• _LISTED RECORDS_
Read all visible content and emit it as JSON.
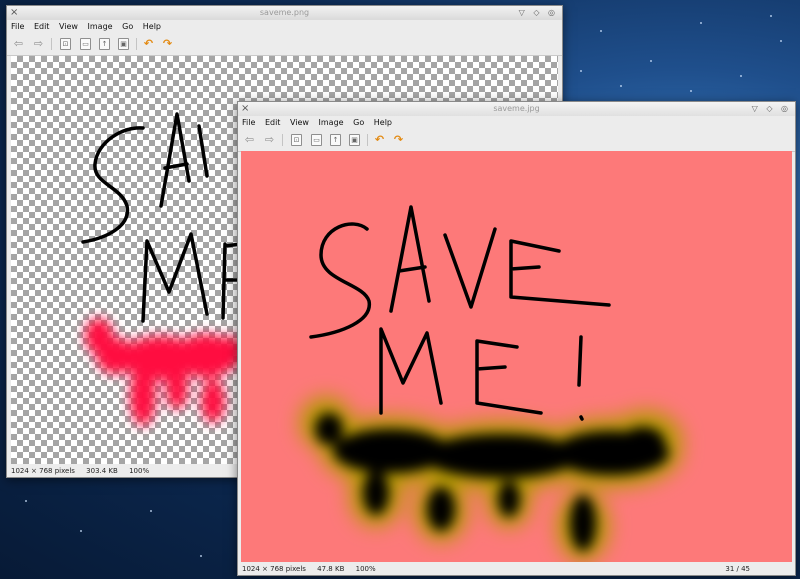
{
  "desktop": {
    "background": "#0d2c57"
  },
  "windows": [
    {
      "title": "saveme.png",
      "close_icon": "×",
      "window_buttons": "▽ ◇ ◎",
      "menu": [
        "File",
        "Edit",
        "View",
        "Image",
        "Go",
        "Help"
      ],
      "toolbar_icons": [
        "back-arrow-icon",
        "forward-arrow-icon",
        "open-icon",
        "print-icon",
        "export-icon",
        "save-icon",
        "rotate-left-icon",
        "rotate-right-icon"
      ],
      "image": {
        "background": "checkerboard-transparency",
        "ink_color": "#000000",
        "blob_color": "#ff1040",
        "text_drawn": "SAVE ME!"
      },
      "status": {
        "dimensions": "1024 × 768 pixels",
        "size": "303.4 KB",
        "zoom": "100%"
      }
    },
    {
      "title": "saveme.jpg",
      "close_icon": "×",
      "window_buttons": "▽ ◇ ◎",
      "menu": [
        "File",
        "Edit",
        "View",
        "Image",
        "Go",
        "Help"
      ],
      "toolbar_icons": [
        "back-arrow-icon",
        "forward-arrow-icon",
        "open-icon",
        "print-icon",
        "export-icon",
        "save-icon",
        "rotate-left-icon",
        "rotate-right-icon"
      ],
      "image": {
        "background": "#fd7979",
        "ink_color": "#000000",
        "glow_color": "#b39a00",
        "text_drawn": "SAVE ME!"
      },
      "status": {
        "dimensions": "1024 × 768 pixels",
        "size": "47.8 KB",
        "zoom": "100%",
        "position": "31 / 45"
      }
    }
  ]
}
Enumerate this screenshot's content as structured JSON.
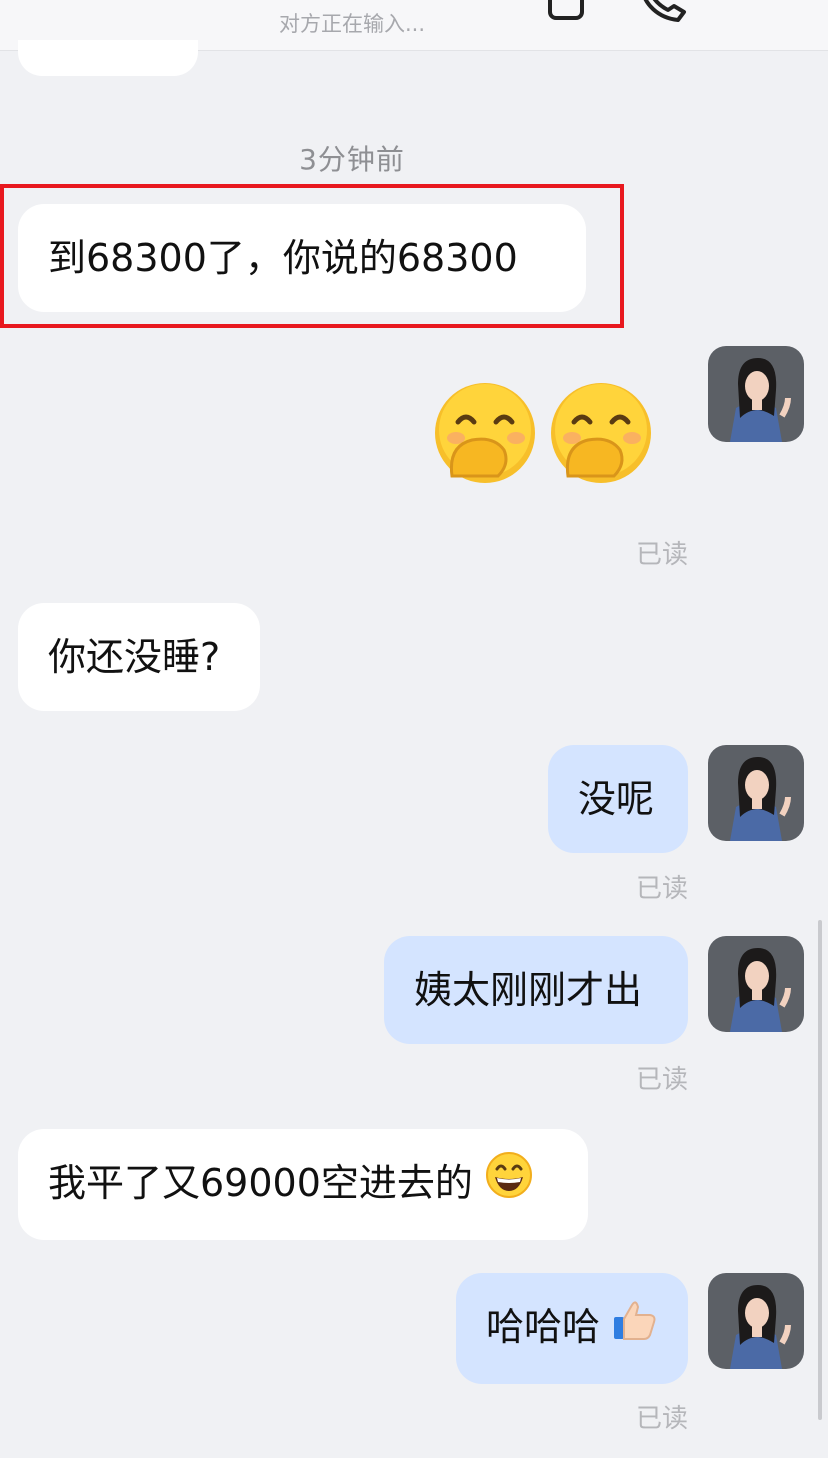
{
  "header": {
    "typing_status": "对方正在输入...",
    "icons": [
      "phone-icon",
      "call-icon",
      "more-icon"
    ]
  },
  "conversation": {
    "timestamp": "3分钟前",
    "messages": [
      {
        "side": "in",
        "text": "到68300了，你说的68300",
        "highlighted": true
      },
      {
        "side": "out",
        "emoji": [
          "face-with-hand-over-mouth-emoji",
          "face-with-hand-over-mouth-emoji"
        ],
        "status": "已读"
      },
      {
        "side": "in",
        "text": "你还没睡?"
      },
      {
        "side": "out",
        "text": "没呢",
        "status": "已读"
      },
      {
        "side": "out",
        "text": "姨太刚刚才出",
        "status": "已读"
      },
      {
        "side": "in",
        "text": "我平了又69000空进去的",
        "trailing_emoji": "grinning-face-emoji"
      },
      {
        "side": "out",
        "text": "哈哈哈",
        "trailing_emoji": "thumbs-up-emoji",
        "status": "已读"
      }
    ]
  },
  "colors": {
    "background": "#f0f1f4",
    "incoming_bubble": "#ffffff",
    "outgoing_bubble": "#d4e4ff",
    "highlight_border": "#e8181e",
    "read_status": "#b5b6ba"
  }
}
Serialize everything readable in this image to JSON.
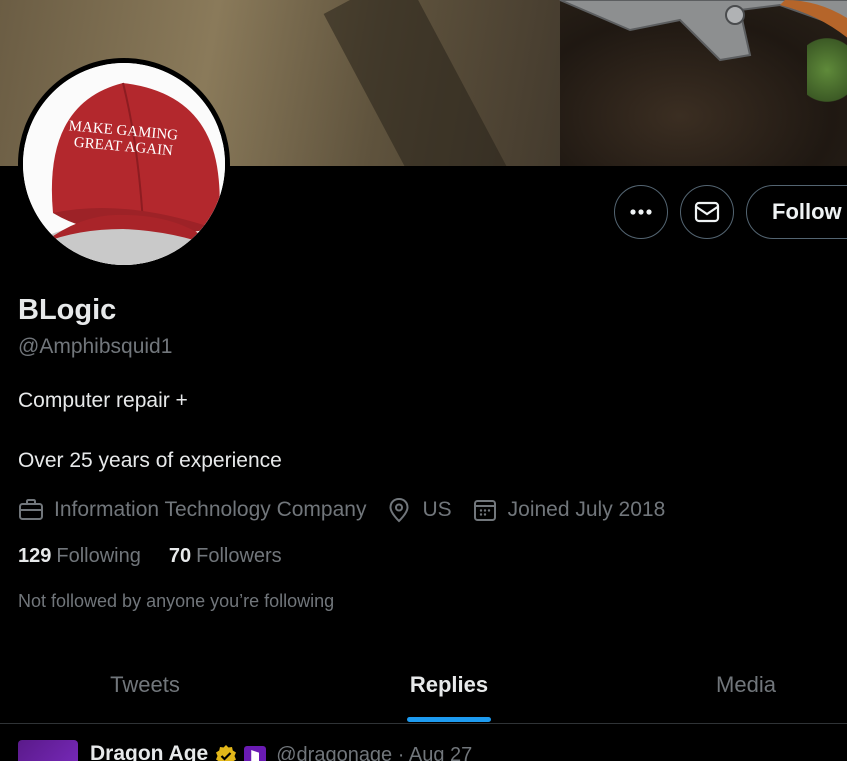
{
  "avatar": {
    "hat_text_line1": "MAKE GAMING",
    "hat_text_line2": "GREAT AGAIN"
  },
  "actions": {
    "more_icon": "more-dots-icon",
    "message_icon": "envelope-icon",
    "follow_label": "Follow"
  },
  "profile": {
    "name": "BLogic",
    "handle": "@Amphibsquid1",
    "bio_line1": "Computer repair +",
    "bio_line2": "Over 25 years of experience",
    "category": "Information Technology Company",
    "location": "US",
    "joined": "Joined July 2018",
    "following_count": "129",
    "following_label": "Following",
    "followers_count": "70",
    "followers_label": "Followers",
    "not_followed_text": "Not followed by anyone you’re following"
  },
  "tabs": [
    {
      "label": "Tweets",
      "active": false
    },
    {
      "label": "Replies",
      "active": true
    },
    {
      "label": "Media",
      "active": false
    }
  ],
  "tweet_preview": {
    "author_name": "Dragon Age",
    "author_handle": "@dragonage · Aug 27"
  },
  "colors": {
    "background": "#000000",
    "accent": "#1d9bf0",
    "secondary_text": "#71767b",
    "verified_gold": "#e2b719"
  }
}
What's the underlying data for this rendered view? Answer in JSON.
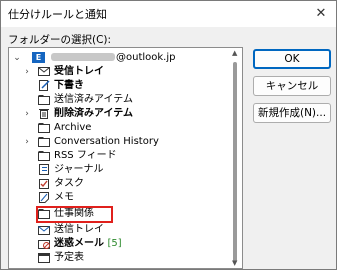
{
  "window": {
    "title": "仕分けルールと通知",
    "close_glyph": "✕"
  },
  "folder_label": "フォルダーの選択(C):",
  "tree": {
    "account": "@outlook.jp",
    "items": [
      {
        "label": "受信トレイ",
        "bold": true,
        "expander": "›",
        "icon": "inbox-icon"
      },
      {
        "label": "下書き",
        "bold": true,
        "expander": "",
        "icon": "drafts-icon"
      },
      {
        "label": "送信済みアイテム",
        "bold": false,
        "expander": "",
        "icon": "sent-folder-icon"
      },
      {
        "label": "削除済みアイテム",
        "bold": true,
        "expander": "›",
        "icon": "trash-icon"
      },
      {
        "label": "Archive",
        "bold": false,
        "expander": "",
        "icon": "folder-icon"
      },
      {
        "label": "Conversation History",
        "bold": false,
        "expander": "›",
        "icon": "folder-icon"
      },
      {
        "label": "RSS フィード",
        "bold": false,
        "expander": "",
        "icon": "rss-folder-icon"
      },
      {
        "label": "ジャーナル",
        "bold": false,
        "expander": "",
        "icon": "journal-icon"
      },
      {
        "label": "タスク",
        "bold": false,
        "expander": "",
        "icon": "task-icon"
      },
      {
        "label": "メモ",
        "bold": false,
        "expander": "",
        "icon": "note-icon"
      },
      {
        "label": "仕事関係",
        "bold": false,
        "expander": "",
        "icon": "folder-icon"
      },
      {
        "label": "送信トレイ",
        "bold": false,
        "expander": "",
        "icon": "outbox-icon"
      },
      {
        "label": "迷惑メール",
        "bold": true,
        "expander": "",
        "icon": "junk-icon",
        "count": "[5]"
      },
      {
        "label": "予定表",
        "bold": false,
        "expander": "",
        "icon": "calendar-icon"
      }
    ]
  },
  "buttons": {
    "ok": "OK",
    "cancel": "キャンセル",
    "new": "新規作成(N)..."
  }
}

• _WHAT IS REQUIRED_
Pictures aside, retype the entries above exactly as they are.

• _EXPECTED OUTPUT_
Read all visible content and emit it as JSON.
{
  "desktop": {
    "background": "#0d2c57"
  },
  "windows": [
    {
      "title": "saveme.png",
      "close_icon": "×",
      "window_buttons": "▽ ◇ ◎",
      "menu": [
        "File",
        "Edit",
        "View",
        "Image",
        "Go",
        "Help"
      ],
      "toolbar_icons": [
        "back-arrow-icon",
        "forward-arrow-icon",
        "open-icon",
        "print-icon",
        "export-icon",
        "save-icon",
        "rotate-left-icon",
        "rotate-right-icon"
      ],
      "image": {
        "background": "checkerboard-transparency",
        "ink_color": "#000000",
        "blob_color": "#ff1040",
        "text_drawn": "SAVE ME!"
      },
      "status": {
        "dimensions": "1024 × 768 pixels",
        "size": "303.4 KB",
        "zoom": "100%"
      }
    },
    {
      "title": "saveme.jpg",
      "close_icon": "×",
      "window_buttons": "▽ ◇ ◎",
      "menu": [
        "File",
        "Edit",
        "View",
        "Image",
        "Go",
        "Help"
      ],
      "toolbar_icons": [
        "back-arrow-icon",
        "forward-arrow-icon",
        "open-icon",
        "print-icon",
        "export-icon",
        "save-icon",
        "rotate-left-icon",
        "rotate-right-icon"
      ],
      "image": {
        "background": "#fd7979",
        "ink_color": "#000000",
        "glow_color": "#b39a00",
        "text_drawn": "SAVE ME!"
      },
      "status": {
        "dimensions": "1024 × 768 pixels",
        "size": "47.8 KB",
        "zoom": "100%",
        "position": "31 / 45"
      }
    }
  ]
}
Enumerate this screenshot's content as structured JSON.
{
  "header": {
    "typing_status": "对方正在输入...",
    "icons": [
      "phone-icon",
      "call-icon",
      "more-icon"
    ]
  },
  "conversation": {
    "timestamp": "3分钟前",
    "messages": [
      {
        "side": "in",
        "text": "到68300了，你说的68300",
        "highlighted": true
      },
      {
        "side": "out",
        "emoji": [
          "face-with-hand-over-mouth-emoji",
          "face-with-hand-over-mouth-emoji"
        ],
        "status": "已读"
      },
      {
        "side": "in",
        "text": "你还没睡?"
      },
      {
        "side": "out",
        "text": "没呢",
        "status": "已读"
      },
      {
        "side": "out",
        "text": "姨太刚刚才出",
        "status": "已读"
      },
      {
        "side": "in",
        "text": "我平了又69000空进去的",
        "trailing_emoji": "grinning-face-emoji"
      },
      {
        "side": "out",
        "text": "哈哈哈",
        "trailing_emoji": "thumbs-up-emoji",
        "status": "已读"
      }
    ]
  },
  "colors": {
    "background": "#f0f1f4",
    "incoming_bubble": "#ffffff",
    "outgoing_bubble": "#d4e4ff",
    "highlight_border": "#e8181e",
    "read_status": "#b5b6ba"
  }
}
Serialize everything readable in this image to JSON.
{
  "avatar": {
    "hat_text_line1": "MAKE GAMING",
    "hat_text_line2": "GREAT AGAIN"
  },
  "actions": {
    "more_icon": "more-dots-icon",
    "message_icon": "envelope-icon",
    "follow_label": "Follow"
  },
  "profile": {
    "name": "BLogic",
    "handle": "@Amphibsquid1",
    "bio_line1": "Computer repair +",
    "bio_line2": "Over 25 years of experience",
    "category": "Information Technology Company",
    "location": "US",
    "joined": "Joined July 2018",
    "following_count": "129",
    "following_label": "Following",
    "followers_count": "70",
    "followers_label": "Followers",
    "not_followed_text": "Not followed by anyone you’re following"
  },
  "tabs": [
    {
      "label": "Tweets",
      "active": false
    },
    {
      "label": "Replies",
      "active": true
    },
    {
      "label": "Media",
      "active": false
    }
  ],
  "tweet_preview": {
    "author_name": "Dragon Age",
    "author_handle": "@dragonage · Aug 27"
  },
  "colors": {
    "background": "#000000",
    "accent": "#1d9bf0",
    "secondary_text": "#71767b",
    "verified_gold": "#e2b719"
  }
}
What's the underlying data for this rendered view? Answer in JSON.
{
  "window": {
    "title": "仕分けルールと通知",
    "close_glyph": "✕"
  },
  "folder_label": "フォルダーの選択(C):",
  "tree": {
    "account": "@outlook.jp",
    "items": [
      {
        "label": "受信トレイ",
        "bold": true,
        "expander": "›",
        "icon": "inbox-icon"
      },
      {
        "label": "下書き",
        "bold": true,
        "expander": "",
        "icon": "drafts-icon"
      },
      {
        "label": "送信済みアイテム",
        "bold": false,
        "expander": "",
        "icon": "sent-folder-icon"
      },
      {
        "label": "削除済みアイテム",
        "bold": true,
        "expander": "›",
        "icon": "trash-icon"
      },
      {
        "label": "Archive",
        "bold": false,
        "expander": "",
        "icon": "folder-icon"
      },
      {
        "label": "Conversation History",
        "bold": false,
        "expander": "›",
        "icon": "folder-icon"
      },
      {
        "label": "RSS フィード",
        "bold": false,
        "expander": "",
        "icon": "rss-folder-icon"
      },
      {
        "label": "ジャーナル",
        "bold": false,
        "expander": "",
        "icon": "journal-icon"
      },
      {
        "label": "タスク",
        "bold": false,
        "expander": "",
        "icon": "task-icon"
      },
      {
        "label": "メモ",
        "bold": false,
        "expander": "",
        "icon": "note-icon"
      },
      {
        "label": "仕事関係",
        "bold": false,
        "expander": "",
        "icon": "folder-icon"
      },
      {
        "label": "送信トレイ",
        "bold": false,
        "expander": "",
        "icon": "outbox-icon"
      },
      {
        "label": "迷惑メール",
        "bold": true,
        "expander": "",
        "icon": "junk-icon",
        "count": "[5]"
      },
      {
        "label": "予定表",
        "bold": false,
        "expander": "",
        "icon": "calendar-icon"
      }
    ]
  },
  "buttons": {
    "ok": "OK",
    "cancel": "キャンセル",
    "new": "新規作成(N)..."
  }
}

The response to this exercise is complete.